The Secret Ballot is Not a Thing: Talking About Voting

In this UK general election I am voting Labour.

I am not voting Labour because I am a member of the Labour party. I do not want to join any party at the moment. I am not voting Labour because I think they have great policies, since I haven’t read all their manifesto, and there are some I am against or undecided on. I am not voting Labour because I think they will be a great change. If anything I doubt things will shift that much – the difference between the Conservatives and Labour is between 5 years of a lot of austerity measures vs. slightly less austerity measures.

For all my jokes about Ed Miliband and being a groupie I am not actually a paid-up member of the #Milifandom, as he is foremost a politician and though I view him as more sincere and idealistic than a lot of politicians (which poses its own problems), he still just wants votes at the end of the day. No politician is a saviour figure, unless we finally get a politician willing to create a long-term cross party plan on essential services (NHS, Education) that cannot be altered or messed up with each election.

I am not even voting because of the local candidate, though I think she will be a very, very good MP. I recently went door-to-door to convince people to cross the box next to Dr. Rupa Huq’s name and I am glad I did so.

The true reason I am voting Labour is because I am a lefty in a Tory-Labour marginal and that is what I see as the best option.

*

I dislike the conversation around secret ballots. When conversation veers onto voting and people say they don’t want to reveal their choices I understand it on some level but ultimately I think it harms public debate. Secret ballots are to protect you from the grip of the government, and other possible avenues of intimidation. However if you feel you live in a situation – as we do here – where that is less likely to happen you are entirely free to discuss your voting choice. Secret ballots aren’t even entirely enshrined in our system – both postal and proxy votes don’t really uphold the principle. And whilst polls may give an indication of intention, polls don’t have the same impact or nuance of talking with someone one-on-one.

Without discussing who we are voting for, and more importantly why we have selected them (or even the reasons we are not voting) with as broad a range of people as possible, we perpetuate the idea of loyal solid party voters. Discussion doesn’t need to be proselytising, indeed people may discover they have identical views but the results differ due to tactics that our political system forces. When people are backed into a system they can react in wildly different ways and just looking at the raw data can create the illusion that there is no strong common ground on particular issues since the votes are split between groups with radically different perspectives.
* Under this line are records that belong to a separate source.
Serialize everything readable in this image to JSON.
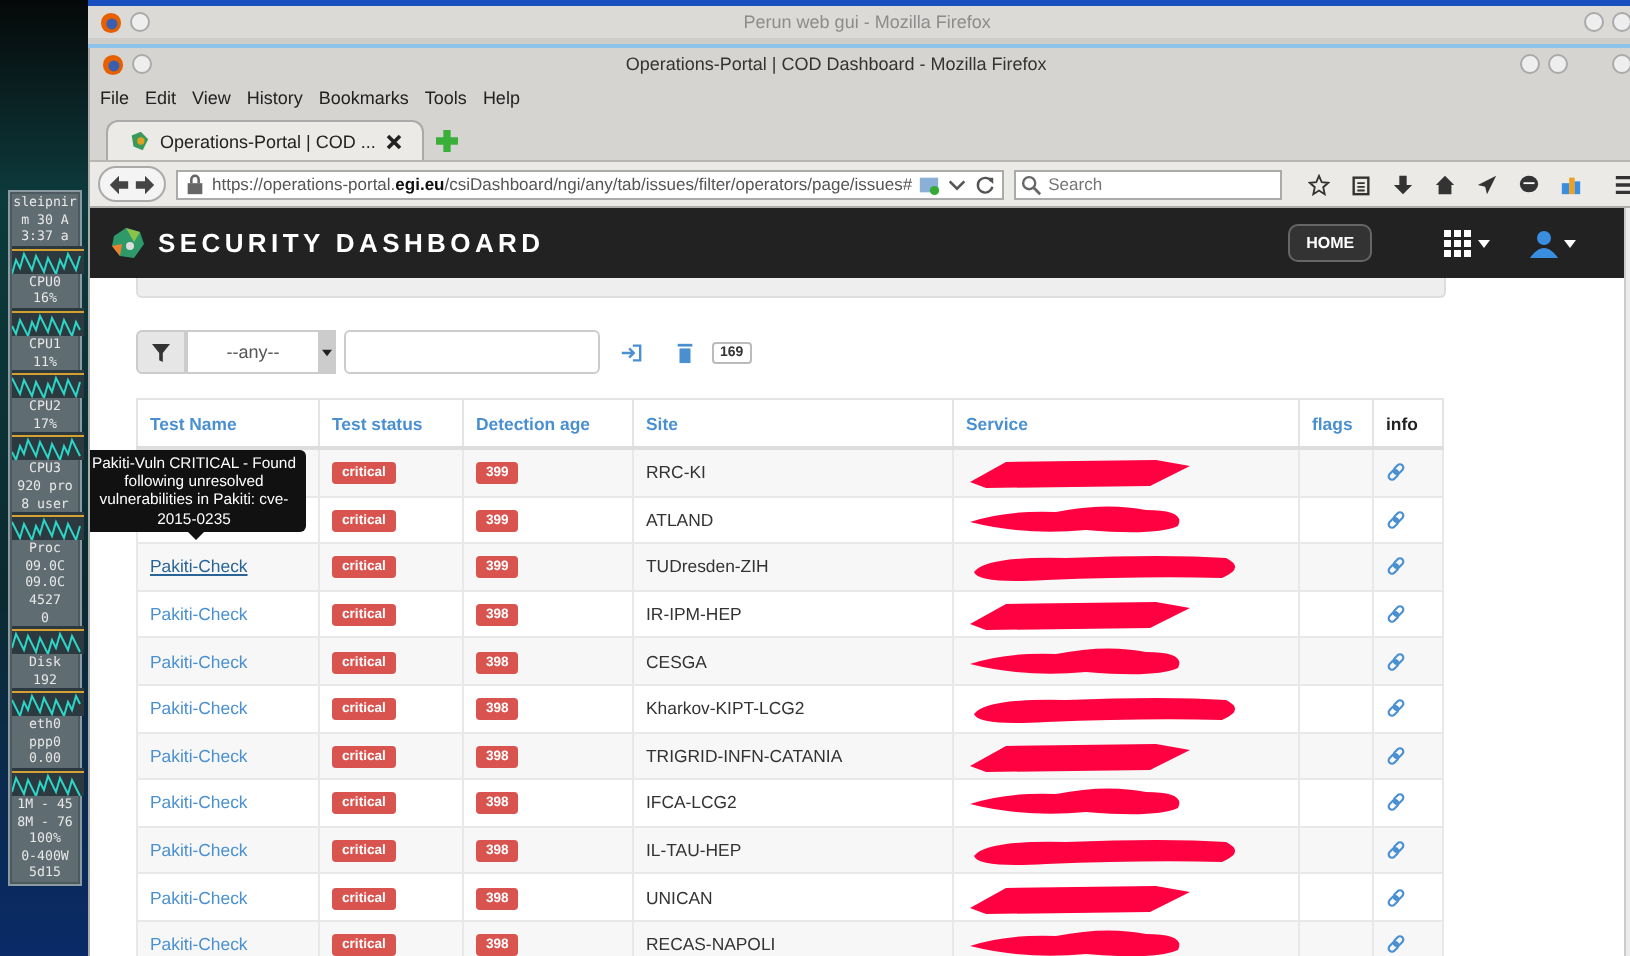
{
  "system_monitor": {
    "items": [
      {
        "kind": "text",
        "text": "sleipnir"
      },
      {
        "kind": "text",
        "text": "m 30 A"
      },
      {
        "kind": "text",
        "text": "3:37 a"
      },
      {
        "kind": "graph"
      },
      {
        "kind": "text",
        "text": "CPU0"
      },
      {
        "kind": "text",
        "text": "16%"
      },
      {
        "kind": "graph"
      },
      {
        "kind": "text",
        "text": "CPU1"
      },
      {
        "kind": "text",
        "text": "11%"
      },
      {
        "kind": "graph"
      },
      {
        "kind": "text",
        "text": "CPU2"
      },
      {
        "kind": "text",
        "text": "17%"
      },
      {
        "kind": "graph"
      },
      {
        "kind": "text",
        "text": "CPU3"
      },
      {
        "kind": "text",
        "text": "920 pro"
      },
      {
        "kind": "text",
        "text": "8 user"
      },
      {
        "kind": "graph"
      },
      {
        "kind": "text",
        "text": "Proc"
      },
      {
        "kind": "text",
        "text": "09.0C"
      },
      {
        "kind": "text",
        "text": "09.0C"
      },
      {
        "kind": "text",
        "text": "4527"
      },
      {
        "kind": "text",
        "text": "0"
      },
      {
        "kind": "graph"
      },
      {
        "kind": "text",
        "text": "Disk"
      },
      {
        "kind": "text",
        "text": "192"
      },
      {
        "kind": "graph"
      },
      {
        "kind": "text",
        "text": "eth0"
      },
      {
        "kind": "text",
        "text": "ppp0"
      },
      {
        "kind": "text",
        "text": "0.00"
      },
      {
        "kind": "graph"
      },
      {
        "kind": "text",
        "text": "1M - 45"
      },
      {
        "kind": "text",
        "text": "8M - 76"
      },
      {
        "kind": "text",
        "text": "100%"
      },
      {
        "kind": "text",
        "text": "0-400W"
      },
      {
        "kind": "text",
        "text": "5d15"
      }
    ]
  },
  "outer_window": {
    "title": "Perun web gui - Mozilla Firefox"
  },
  "window": {
    "title": "Operations-Portal | COD Dashboard - Mozilla Firefox"
  },
  "menu": [
    "File",
    "Edit",
    "View",
    "History",
    "Bookmarks",
    "Tools",
    "Help"
  ],
  "tabs": [
    {
      "label": "Operations-Portal | COD ...",
      "selected": true
    }
  ],
  "address_bar": {
    "value": "https://operations-portal.**egi.eu**/csiDashboard/ngi/any/tab/issues/filter/operators/page/issues#"
  },
  "search": {
    "placeholder": "Search"
  },
  "header": {
    "title": "SECURITY DASHBOARD",
    "home_button": "HOME"
  },
  "filter": {
    "select_value": "--any--",
    "count": "169"
  },
  "tooltip": {
    "text": "Pakiti-Vuln CRITICAL - Found following unresolved vulnerabilities in Pakiti: cve-2015-0235"
  },
  "table": {
    "columns": [
      "Test Name",
      "Test status",
      "Detection age",
      "Site",
      "Service",
      "flags",
      "info"
    ],
    "rows": [
      {
        "status": "critical",
        "age": "399",
        "site": "RRC-KI",
        "redacted": true
      },
      {
        "status": "critical",
        "age": "399",
        "site": "ATLAND",
        "redacted": true
      },
      {
        "test_name": "Pakiti-Check",
        "status": "critical",
        "age": "399",
        "site": "TUDresden-ZIH",
        "redacted": true,
        "hovered": true
      },
      {
        "test_name": "Pakiti-Check",
        "status": "critical",
        "age": "398",
        "site": "IR-IPM-HEP",
        "redacted": true,
        "hovered": false
      },
      {
        "test_name": "Pakiti-Check",
        "status": "critical",
        "age": "398",
        "site": "CESGA",
        "redacted": true,
        "hovered": false
      },
      {
        "test_name": "Pakiti-Check",
        "status": "critical",
        "age": "398",
        "site": "Kharkov-KIPT-LCG2",
        "redacted": true,
        "hovered": false
      },
      {
        "test_name": "Pakiti-Check",
        "status": "critical",
        "age": "398",
        "site": "TRIGRID-INFN-CATANIA",
        "redacted": true,
        "hovered": false
      },
      {
        "test_name": "Pakiti-Check",
        "status": "critical",
        "age": "398",
        "site": "IFCA-LCG2",
        "redacted": true,
        "hovered": false
      },
      {
        "test_name": "Pakiti-Check",
        "status": "critical",
        "age": "398",
        "site": "IL-TAU-HEP",
        "redacted": true,
        "hovered": false
      },
      {
        "test_name": "Pakiti-Check",
        "status": "critical",
        "age": "398",
        "site": "UNICAN",
        "redacted": true,
        "hovered": false
      },
      {
        "test_name": "Pakiti-Check",
        "status": "critical",
        "age": "398",
        "site": "RECAS-NAPOLI",
        "redacted": true,
        "hovered": false
      }
    ]
  }
}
As Wail Qasim wrote recently for Vice there is only a limited pool of parties which non-white people may feel represent their interests. The same is true for many other disadvantaged groups in society. This perspective leads to neglect as the main parties that rely on their support feel like they don’t have to offer anything to compel that support – they assume they will always get the votes regardless of how awful they treat people because they are better than the alternative. And so all the turf of political conversation becomes even more narrowly geared for those already in positions of great privilege.

With my Dad and his siblings composed of four mixed-race black kids growing up in the Midlands during the 80s there is a fundamental notion in the family that you absolutely NEVER vote Tory. As a result the choice becomes often tactical – voting for a smaller party may in a roundabout way introduce a Tory to power so instead the focus becomes on blocking them. This is why I will vote the way I do in my first general election.

My ideal is ultimately to reform the voting system so that people can have more faith in the system. On a smaller level I want parties to actively engage people rather than rely on tactical voting, and move beneficial policies to a wider range of people instead of middle-class swing voters. Part of that is opening up the conversation and honestly talking about how we are forced to vote tactically if we choose to participate in the current system.

I am voting Labour but I want to one day feel like it is more of a choice.